Segment Start: RECORD EXCERPTS

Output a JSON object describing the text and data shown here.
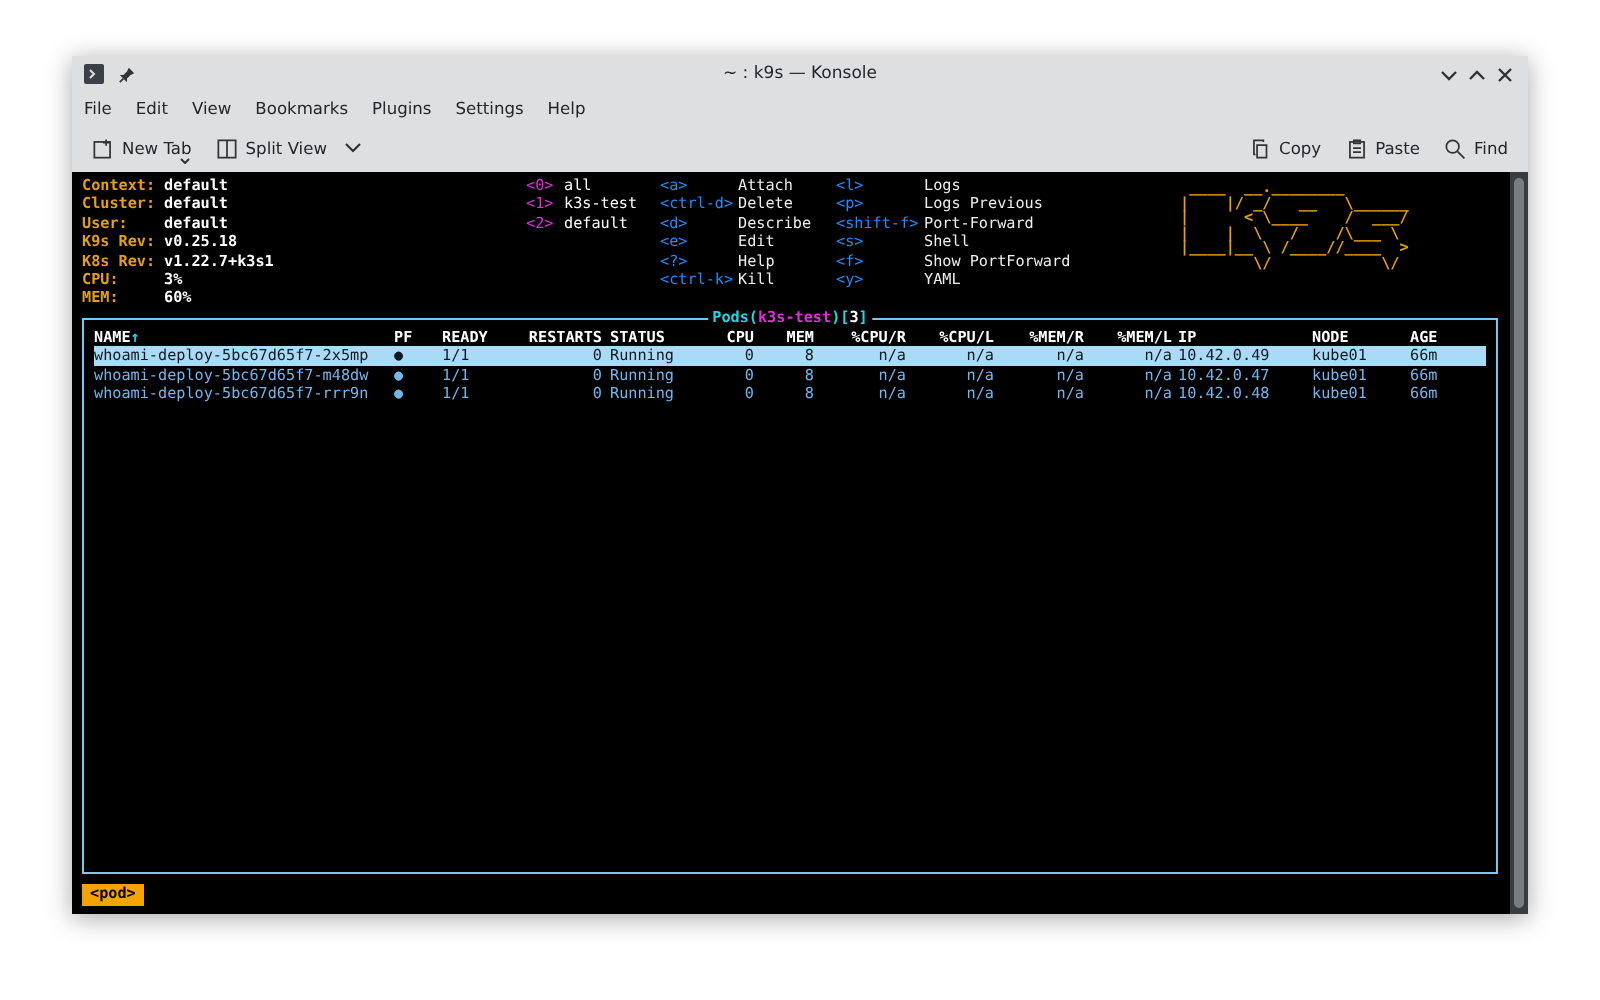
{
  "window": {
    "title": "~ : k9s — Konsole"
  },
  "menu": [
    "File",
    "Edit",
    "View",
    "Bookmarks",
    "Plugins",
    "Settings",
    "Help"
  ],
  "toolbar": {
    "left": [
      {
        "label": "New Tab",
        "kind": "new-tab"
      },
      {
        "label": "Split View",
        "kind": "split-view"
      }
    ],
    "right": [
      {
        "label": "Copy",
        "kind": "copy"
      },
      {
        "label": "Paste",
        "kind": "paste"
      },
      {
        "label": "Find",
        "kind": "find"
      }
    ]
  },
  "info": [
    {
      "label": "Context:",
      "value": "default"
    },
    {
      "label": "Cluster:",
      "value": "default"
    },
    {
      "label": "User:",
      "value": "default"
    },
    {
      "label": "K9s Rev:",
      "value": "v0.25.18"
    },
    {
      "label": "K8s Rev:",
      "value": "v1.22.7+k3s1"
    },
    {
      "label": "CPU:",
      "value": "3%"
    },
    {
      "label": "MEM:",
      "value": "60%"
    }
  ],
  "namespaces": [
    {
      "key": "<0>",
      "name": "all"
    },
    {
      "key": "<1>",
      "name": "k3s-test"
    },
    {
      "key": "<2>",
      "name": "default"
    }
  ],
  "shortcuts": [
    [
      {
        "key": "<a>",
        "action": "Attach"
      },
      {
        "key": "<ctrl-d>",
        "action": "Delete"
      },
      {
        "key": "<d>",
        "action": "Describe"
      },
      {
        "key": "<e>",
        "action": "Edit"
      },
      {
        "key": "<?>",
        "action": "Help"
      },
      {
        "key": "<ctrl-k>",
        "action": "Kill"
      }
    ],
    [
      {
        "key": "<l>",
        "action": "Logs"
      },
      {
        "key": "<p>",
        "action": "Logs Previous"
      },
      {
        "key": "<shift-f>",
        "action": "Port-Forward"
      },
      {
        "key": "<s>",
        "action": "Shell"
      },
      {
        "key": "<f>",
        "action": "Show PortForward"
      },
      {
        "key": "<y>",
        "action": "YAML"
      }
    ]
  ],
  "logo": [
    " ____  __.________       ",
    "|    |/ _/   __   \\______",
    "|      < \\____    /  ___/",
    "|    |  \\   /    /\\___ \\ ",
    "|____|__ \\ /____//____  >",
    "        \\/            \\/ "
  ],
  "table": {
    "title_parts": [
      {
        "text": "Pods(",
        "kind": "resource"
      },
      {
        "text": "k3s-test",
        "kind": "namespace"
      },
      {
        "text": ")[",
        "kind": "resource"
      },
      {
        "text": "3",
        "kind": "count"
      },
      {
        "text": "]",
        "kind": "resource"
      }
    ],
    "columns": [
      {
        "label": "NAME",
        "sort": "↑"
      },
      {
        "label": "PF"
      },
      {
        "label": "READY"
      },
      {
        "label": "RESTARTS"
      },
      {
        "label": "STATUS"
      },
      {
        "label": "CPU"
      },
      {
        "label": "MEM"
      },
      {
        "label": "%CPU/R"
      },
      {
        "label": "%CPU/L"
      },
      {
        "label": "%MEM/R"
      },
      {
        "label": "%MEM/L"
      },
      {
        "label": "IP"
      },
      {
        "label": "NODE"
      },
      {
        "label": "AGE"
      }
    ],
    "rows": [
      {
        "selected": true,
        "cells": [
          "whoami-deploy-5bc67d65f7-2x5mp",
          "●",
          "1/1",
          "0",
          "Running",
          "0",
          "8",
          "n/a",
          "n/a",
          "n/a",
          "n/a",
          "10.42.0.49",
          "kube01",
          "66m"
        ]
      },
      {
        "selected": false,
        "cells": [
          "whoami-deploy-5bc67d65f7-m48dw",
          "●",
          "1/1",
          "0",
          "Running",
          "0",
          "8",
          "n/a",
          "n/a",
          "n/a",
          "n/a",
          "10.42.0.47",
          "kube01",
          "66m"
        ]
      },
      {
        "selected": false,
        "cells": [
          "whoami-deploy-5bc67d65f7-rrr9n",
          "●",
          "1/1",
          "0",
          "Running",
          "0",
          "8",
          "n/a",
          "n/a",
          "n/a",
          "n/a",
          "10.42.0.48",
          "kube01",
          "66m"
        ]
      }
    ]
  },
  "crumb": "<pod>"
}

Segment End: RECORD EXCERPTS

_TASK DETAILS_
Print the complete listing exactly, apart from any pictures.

_REPLY TO THE EXERCISE_
Output a JSON object describing the text and data shown here.
{
  "window": {
    "title": "~ : k9s — Konsole"
  },
  "menu": [
    "File",
    "Edit",
    "View",
    "Bookmarks",
    "Plugins",
    "Settings",
    "Help"
  ],
  "toolbar": {
    "left": [
      {
        "label": "New Tab",
        "kind": "new-tab"
      },
      {
        "label": "Split View",
        "kind": "split-view"
      }
    ],
    "right": [
      {
        "label": "Copy",
        "kind": "copy"
      },
      {
        "label": "Paste",
        "kind": "paste"
      },
      {
        "label": "Find",
        "kind": "find"
      }
    ]
  },
  "info": [
    {
      "label": "Context:",
      "value": "default"
    },
    {
      "label": "Cluster:",
      "value": "default"
    },
    {
      "label": "User:",
      "value": "default"
    },
    {
      "label": "K9s Rev:",
      "value": "v0.25.18"
    },
    {
      "label": "K8s Rev:",
      "value": "v1.22.7+k3s1"
    },
    {
      "label": "CPU:",
      "value": "3%"
    },
    {
      "label": "MEM:",
      "value": "60%"
    }
  ],
  "namespaces": [
    {
      "key": "<0>",
      "name": "all"
    },
    {
      "key": "<1>",
      "name": "k3s-test"
    },
    {
      "key": "<2>",
      "name": "default"
    }
  ],
  "shortcuts": [
    [
      {
        "key": "<a>",
        "action": "Attach"
      },
      {
        "key": "<ctrl-d>",
        "action": "Delete"
      },
      {
        "key": "<d>",
        "action": "Describe"
      },
      {
        "key": "<e>",
        "action": "Edit"
      },
      {
        "key": "<?>",
        "action": "Help"
      },
      {
        "key": "<ctrl-k>",
        "action": "Kill"
      }
    ],
    [
      {
        "key": "<l>",
        "action": "Logs"
      },
      {
        "key": "<p>",
        "action": "Logs Previous"
      },
      {
        "key": "<shift-f>",
        "action": "Port-Forward"
      },
      {
        "key": "<s>",
        "action": "Shell"
      },
      {
        "key": "<f>",
        "action": "Show PortForward"
      },
      {
        "key": "<y>",
        "action": "YAML"
      }
    ]
  ],
  "logo": [
    " ____  __.________       ",
    "|    |/ _/   __   \\______",
    "|      < \\____    /  ___/",
    "|    |  \\   /    /\\___ \\ ",
    "|____|__ \\ /____//____  >",
    "        \\/            \\/ "
  ],
  "table": {
    "title_parts": [
      {
        "text": "Pods(",
        "kind": "resource"
      },
      {
        "text": "k3s-test",
        "kind": "namespace"
      },
      {
        "text": ")[",
        "kind": "resource"
      },
      {
        "text": "3",
        "kind": "count"
      },
      {
        "text": "]",
        "kind": "resource"
      }
    ],
    "columns": [
      {
        "label": "NAME",
        "sort": "↑"
      },
      {
        "label": "PF"
      },
      {
        "label": "READY"
      },
      {
        "label": "RESTARTS"
      },
      {
        "label": "STATUS"
      },
      {
        "label": "CPU"
      },
      {
        "label": "MEM"
      },
      {
        "label": "%CPU/R"
      },
      {
        "label": "%CPU/L"
      },
      {
        "label": "%MEM/R"
      },
      {
        "label": "%MEM/L"
      },
      {
        "label": "IP"
      },
      {
        "label": "NODE"
      },
      {
        "label": "AGE"
      }
    ],
    "rows": [
      {
        "selected": true,
        "cells": [
          "whoami-deploy-5bc67d65f7-2x5mp",
          "●",
          "1/1",
          "0",
          "Running",
          "0",
          "8",
          "n/a",
          "n/a",
          "n/a",
          "n/a",
          "10.42.0.49",
          "kube01",
          "66m"
        ]
      },
      {
        "selected": false,
        "cells": [
          "whoami-deploy-5bc67d65f7-m48dw",
          "●",
          "1/1",
          "0",
          "Running",
          "0",
          "8",
          "n/a",
          "n/a",
          "n/a",
          "n/a",
          "10.42.0.47",
          "kube01",
          "66m"
        ]
      },
      {
        "selected": false,
        "cells": [
          "whoami-deploy-5bc67d65f7-rrr9n",
          "●",
          "1/1",
          "0",
          "Running",
          "0",
          "8",
          "n/a",
          "n/a",
          "n/a",
          "n/a",
          "10.42.0.48",
          "kube01",
          "66m"
        ]
      }
    ]
  },
  "crumb": "<pod>"
}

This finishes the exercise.